RECORDS PROVIDED |
********************

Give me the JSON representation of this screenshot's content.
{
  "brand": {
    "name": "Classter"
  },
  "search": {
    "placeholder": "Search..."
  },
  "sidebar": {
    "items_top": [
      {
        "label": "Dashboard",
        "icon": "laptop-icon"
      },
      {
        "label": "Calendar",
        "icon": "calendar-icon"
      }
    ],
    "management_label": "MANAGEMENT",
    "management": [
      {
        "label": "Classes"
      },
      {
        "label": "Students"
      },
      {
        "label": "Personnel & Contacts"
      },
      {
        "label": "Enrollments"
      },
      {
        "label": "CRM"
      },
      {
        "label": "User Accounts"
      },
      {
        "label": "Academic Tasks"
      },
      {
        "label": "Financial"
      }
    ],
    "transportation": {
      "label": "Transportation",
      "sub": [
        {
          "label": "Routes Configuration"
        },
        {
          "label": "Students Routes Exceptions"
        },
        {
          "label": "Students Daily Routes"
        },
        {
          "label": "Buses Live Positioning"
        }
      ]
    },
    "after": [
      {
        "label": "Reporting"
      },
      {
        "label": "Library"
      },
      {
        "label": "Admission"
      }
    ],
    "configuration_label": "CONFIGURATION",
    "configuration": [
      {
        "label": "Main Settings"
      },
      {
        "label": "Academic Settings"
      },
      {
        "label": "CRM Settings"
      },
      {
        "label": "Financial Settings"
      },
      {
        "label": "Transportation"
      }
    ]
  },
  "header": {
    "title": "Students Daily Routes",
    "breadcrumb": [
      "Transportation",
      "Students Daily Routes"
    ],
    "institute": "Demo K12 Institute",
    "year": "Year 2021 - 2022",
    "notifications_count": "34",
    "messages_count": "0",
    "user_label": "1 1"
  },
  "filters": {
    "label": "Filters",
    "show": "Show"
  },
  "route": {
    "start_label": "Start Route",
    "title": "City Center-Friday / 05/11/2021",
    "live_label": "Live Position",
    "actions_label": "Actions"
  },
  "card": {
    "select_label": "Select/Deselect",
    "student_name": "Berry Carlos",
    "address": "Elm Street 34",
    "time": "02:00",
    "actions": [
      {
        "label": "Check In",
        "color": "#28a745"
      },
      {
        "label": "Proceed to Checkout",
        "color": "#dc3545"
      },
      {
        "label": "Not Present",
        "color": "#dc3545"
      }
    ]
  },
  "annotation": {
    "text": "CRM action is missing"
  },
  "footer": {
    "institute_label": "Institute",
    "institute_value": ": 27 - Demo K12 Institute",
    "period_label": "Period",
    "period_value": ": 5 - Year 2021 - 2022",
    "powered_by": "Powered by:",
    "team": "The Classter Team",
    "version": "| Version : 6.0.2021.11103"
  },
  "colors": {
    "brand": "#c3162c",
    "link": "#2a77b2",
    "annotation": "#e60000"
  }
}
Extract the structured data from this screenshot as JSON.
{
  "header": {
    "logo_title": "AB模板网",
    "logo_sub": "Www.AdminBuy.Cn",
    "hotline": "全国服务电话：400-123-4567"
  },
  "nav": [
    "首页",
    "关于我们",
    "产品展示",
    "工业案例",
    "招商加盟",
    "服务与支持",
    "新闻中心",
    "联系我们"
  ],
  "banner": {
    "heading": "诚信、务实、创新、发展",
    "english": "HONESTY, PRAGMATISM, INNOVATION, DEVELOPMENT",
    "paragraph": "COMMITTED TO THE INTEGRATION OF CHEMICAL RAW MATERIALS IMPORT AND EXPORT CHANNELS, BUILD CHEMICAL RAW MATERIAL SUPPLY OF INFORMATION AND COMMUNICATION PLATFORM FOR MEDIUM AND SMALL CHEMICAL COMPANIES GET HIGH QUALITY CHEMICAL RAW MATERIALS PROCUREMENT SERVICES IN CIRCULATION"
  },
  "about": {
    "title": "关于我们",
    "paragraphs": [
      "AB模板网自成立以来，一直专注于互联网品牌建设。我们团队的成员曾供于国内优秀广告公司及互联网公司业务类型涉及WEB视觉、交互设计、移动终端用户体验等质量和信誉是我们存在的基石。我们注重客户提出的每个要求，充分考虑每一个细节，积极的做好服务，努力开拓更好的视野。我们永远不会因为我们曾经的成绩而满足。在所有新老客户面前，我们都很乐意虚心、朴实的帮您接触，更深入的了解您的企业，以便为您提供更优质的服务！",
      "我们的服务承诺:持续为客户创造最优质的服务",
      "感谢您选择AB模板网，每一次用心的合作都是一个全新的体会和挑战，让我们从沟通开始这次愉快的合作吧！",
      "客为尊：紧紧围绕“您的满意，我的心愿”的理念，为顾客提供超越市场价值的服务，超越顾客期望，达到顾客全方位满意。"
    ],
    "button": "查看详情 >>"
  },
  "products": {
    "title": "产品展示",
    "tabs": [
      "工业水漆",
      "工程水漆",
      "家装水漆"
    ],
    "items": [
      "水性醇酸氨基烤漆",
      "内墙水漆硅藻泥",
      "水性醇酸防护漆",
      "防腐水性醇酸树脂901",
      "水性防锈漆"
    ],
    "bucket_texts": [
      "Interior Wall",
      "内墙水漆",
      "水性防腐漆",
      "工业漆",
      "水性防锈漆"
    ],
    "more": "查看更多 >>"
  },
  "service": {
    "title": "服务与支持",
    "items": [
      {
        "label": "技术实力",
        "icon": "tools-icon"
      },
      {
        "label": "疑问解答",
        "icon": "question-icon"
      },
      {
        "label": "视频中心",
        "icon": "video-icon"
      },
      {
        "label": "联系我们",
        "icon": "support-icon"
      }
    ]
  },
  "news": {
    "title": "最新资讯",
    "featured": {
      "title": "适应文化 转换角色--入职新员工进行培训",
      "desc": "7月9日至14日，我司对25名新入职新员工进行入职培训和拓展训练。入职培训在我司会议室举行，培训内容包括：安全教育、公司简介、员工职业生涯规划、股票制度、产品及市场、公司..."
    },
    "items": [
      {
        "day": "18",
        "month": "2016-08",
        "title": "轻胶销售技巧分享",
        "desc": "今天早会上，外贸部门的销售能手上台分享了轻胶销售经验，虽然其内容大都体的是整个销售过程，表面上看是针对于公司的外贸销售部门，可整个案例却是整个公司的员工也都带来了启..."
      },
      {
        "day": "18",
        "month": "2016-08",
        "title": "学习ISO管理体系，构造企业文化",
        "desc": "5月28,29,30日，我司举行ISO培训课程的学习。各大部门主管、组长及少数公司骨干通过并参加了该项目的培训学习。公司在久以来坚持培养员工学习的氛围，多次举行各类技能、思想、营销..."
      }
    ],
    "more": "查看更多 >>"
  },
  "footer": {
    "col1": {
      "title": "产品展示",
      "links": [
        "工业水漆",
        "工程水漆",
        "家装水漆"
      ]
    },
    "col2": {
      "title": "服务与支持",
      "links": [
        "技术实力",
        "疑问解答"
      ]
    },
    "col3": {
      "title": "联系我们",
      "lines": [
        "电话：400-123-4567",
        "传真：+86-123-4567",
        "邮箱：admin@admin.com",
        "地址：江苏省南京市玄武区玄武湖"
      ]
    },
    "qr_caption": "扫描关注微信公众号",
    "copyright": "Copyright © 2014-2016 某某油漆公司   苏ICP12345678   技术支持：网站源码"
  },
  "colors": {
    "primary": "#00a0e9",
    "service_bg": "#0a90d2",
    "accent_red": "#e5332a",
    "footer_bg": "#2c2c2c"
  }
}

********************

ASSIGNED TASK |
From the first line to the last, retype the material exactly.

YOUR SOLUTION |
Give me the JSON representation of this screenshot's content.
{
  "brand": {
    "name": "Classter"
  },
  "search": {
    "placeholder": "Search..."
  },
  "sidebar": {
    "items_top": [
      {
        "label": "Dashboard",
        "icon": "laptop-icon"
      },
      {
        "label": "Calendar",
        "icon": "calendar-icon"
      }
    ],
    "management_label": "MANAGEMENT",
    "management": [
      {
        "label": "Classes"
      },
      {
        "label": "Students"
      },
      {
        "label": "Personnel & Contacts"
      },
      {
        "label": "Enrollments"
      },
      {
        "label": "CRM"
      },
      {
        "label": "User Accounts"
      },
      {
        "label": "Academic Tasks"
      },
      {
        "label": "Financial"
      }
    ],
    "transportation": {
      "label": "Transportation",
      "sub": [
        {
          "label": "Routes Configuration"
        },
        {
          "label": "Students Routes Exceptions"
        },
        {
          "label": "Students Daily Routes"
        },
        {
          "label": "Buses Live Positioning"
        }
      ]
    },
    "after": [
      {
        "label": "Reporting"
      },
      {
        "label": "Library"
      },
      {
        "label": "Admission"
      }
    ],
    "configuration_label": "CONFIGURATION",
    "configuration": [
      {
        "label": "Main Settings"
      },
      {
        "label": "Academic Settings"
      },
      {
        "label": "CRM Settings"
      },
      {
        "label": "Financial Settings"
      },
      {
        "label": "Transportation"
      }
    ]
  },
  "header": {
    "title": "Students Daily Routes",
    "breadcrumb": [
      "Transportation",
      "Students Daily Routes"
    ],
    "institute": "Demo K12 Institute",
    "year": "Year 2021 - 2022",
    "notifications_count": "34",
    "messages_count": "0",
    "user_label": "1 1"
  },
  "filters": {
    "label": "Filters",
    "show": "Show"
  },
  "route": {
    "start_label": "Start Route",
    "title": "City Center-Friday / 05/11/2021",
    "live_label": "Live Position",
    "actions_label": "Actions"
  },
  "card": {
    "select_label": "Select/Deselect",
    "student_name": "Berry Carlos",
    "address": "Elm Street 34",
    "time": "02:00",
    "actions": [
      {
        "label": "Check In",
        "color": "#28a745"
      },
      {
        "label": "Proceed to Checkout",
        "color": "#dc3545"
      },
      {
        "label": "Not Present",
        "color": "#dc3545"
      }
    ]
  },
  "annotation": {
    "text": "CRM action is missing"
  },
  "footer": {
    "institute_label": "Institute",
    "institute_value": ": 27 - Demo K12 Institute",
    "period_label": "Period",
    "period_value": ": 5 - Year 2021 - 2022",
    "powered_by": "Powered by:",
    "team": "The Classter Team",
    "version": "| Version : 6.0.2021.11103"
  },
  "colors": {
    "brand": "#c3162c",
    "link": "#2a77b2",
    "annotation": "#e60000"
  }
}
Extract the structured data from this screenshot as JSON.
{
  "header": {
    "logo_title": "AB模板网",
    "logo_sub": "Www.AdminBuy.Cn",
    "hotline": "全国服务电话：400-123-4567"
  },
  "nav": [
    "首页",
    "关于我们",
    "产品展示",
    "工业案例",
    "招商加盟",
    "服务与支持",
    "新闻中心",
    "联系我们"
  ],
  "banner": {
    "heading": "诚信、务实、创新、发展",
    "english": "HONESTY, PRAGMATISM, INNOVATION, DEVELOPMENT",
    "paragraph": "COMMITTED TO THE INTEGRATION OF CHEMICAL RAW MATERIALS IMPORT AND EXPORT CHANNELS, BUILD CHEMICAL RAW MATERIAL SUPPLY OF INFORMATION AND COMMUNICATION PLATFORM FOR MEDIUM AND SMALL CHEMICAL COMPANIES GET HIGH QUALITY CHEMICAL RAW MATERIALS PROCUREMENT SERVICES IN CIRCULATION"
  },
  "about": {
    "title": "关于我们",
    "paragraphs": [
      "AB模板网自成立以来，一直专注于互联网品牌建设。我们团队的成员曾供于国内优秀广告公司及互联网公司业务类型涉及WEB视觉、交互设计、移动终端用户体验等质量和信誉是我们存在的基石。我们注重客户提出的每个要求，充分考虑每一个细节，积极的做好服务，努力开拓更好的视野。我们永远不会因为我们曾经的成绩而满足。在所有新老客户面前，我们都很乐意虚心、朴实的帮您接触，更深入的了解您的企业，以便为您提供更优质的服务！",
      "我们的服务承诺:持续为客户创造最优质的服务",
      "感谢您选择AB模板网，每一次用心的合作都是一个全新的体会和挑战，让我们从沟通开始这次愉快的合作吧！",
      "客为尊：紧紧围绕“您的满意，我的心愿”的理念，为顾客提供超越市场价值的服务，超越顾客期望，达到顾客全方位满意。"
    ],
    "button": "查看详情 >>"
  },
  "products": {
    "title": "产品展示",
    "tabs": [
      "工业水漆",
      "工程水漆",
      "家装水漆"
    ],
    "items": [
      "水性醇酸氨基烤漆",
      "内墙水漆硅藻泥",
      "水性醇酸防护漆",
      "防腐水性醇酸树脂901",
      "水性防锈漆"
    ],
    "bucket_texts": [
      "Interior Wall",
      "内墙水漆",
      "水性防腐漆",
      "工业漆",
      "水性防锈漆"
    ],
    "more": "查看更多 >>"
  },
  "service": {
    "title": "服务与支持",
    "items": [
      {
        "label": "技术实力",
        "icon": "tools-icon"
      },
      {
        "label": "疑问解答",
        "icon": "question-icon"
      },
      {
        "label": "视频中心",
        "icon": "video-icon"
      },
      {
        "label": "联系我们",
        "icon": "support-icon"
      }
    ]
  },
  "news": {
    "title": "最新资讯",
    "featured": {
      "title": "适应文化 转换角色--入职新员工进行培训",
      "desc": "7月9日至14日，我司对25名新入职新员工进行入职培训和拓展训练。入职培训在我司会议室举行，培训内容包括：安全教育、公司简介、员工职业生涯规划、股票制度、产品及市场、公司..."
    },
    "items": [
      {
        "day": "18",
        "month": "2016-08",
        "title": "轻胶销售技巧分享",
        "desc": "今天早会上，外贸部门的销售能手上台分享了轻胶销售经验，虽然其内容大都体的是整个销售过程，表面上看是针对于公司的外贸销售部门，可整个案例却是整个公司的员工也都带来了启..."
      },
      {
        "day": "18",
        "month": "2016-08",
        "title": "学习ISO管理体系，构造企业文化",
        "desc": "5月28,29,30日，我司举行ISO培训课程的学习。各大部门主管、组长及少数公司骨干通过并参加了该项目的培训学习。公司在久以来坚持培养员工学习的氛围，多次举行各类技能、思想、营销..."
      }
    ],
    "more": "查看更多 >>"
  },
  "footer": {
    "col1": {
      "title": "产品展示",
      "links": [
        "工业水漆",
        "工程水漆",
        "家装水漆"
      ]
    },
    "col2": {
      "title": "服务与支持",
      "links": [
        "技术实力",
        "疑问解答"
      ]
    },
    "col3": {
      "title": "联系我们",
      "lines": [
        "电话：400-123-4567",
        "传真：+86-123-4567",
        "邮箱：admin@admin.com",
        "地址：江苏省南京市玄武区玄武湖"
      ]
    },
    "qr_caption": "扫描关注微信公众号",
    "copyright": "Copyright © 2014-2016 某某油漆公司   苏ICP12345678   技术支持：网站源码"
  },
  "colors": {
    "primary": "#00a0e9",
    "service_bg": "#0a90d2",
    "accent_red": "#e5332a",
    "footer_bg": "#2c2c2c"
  }
}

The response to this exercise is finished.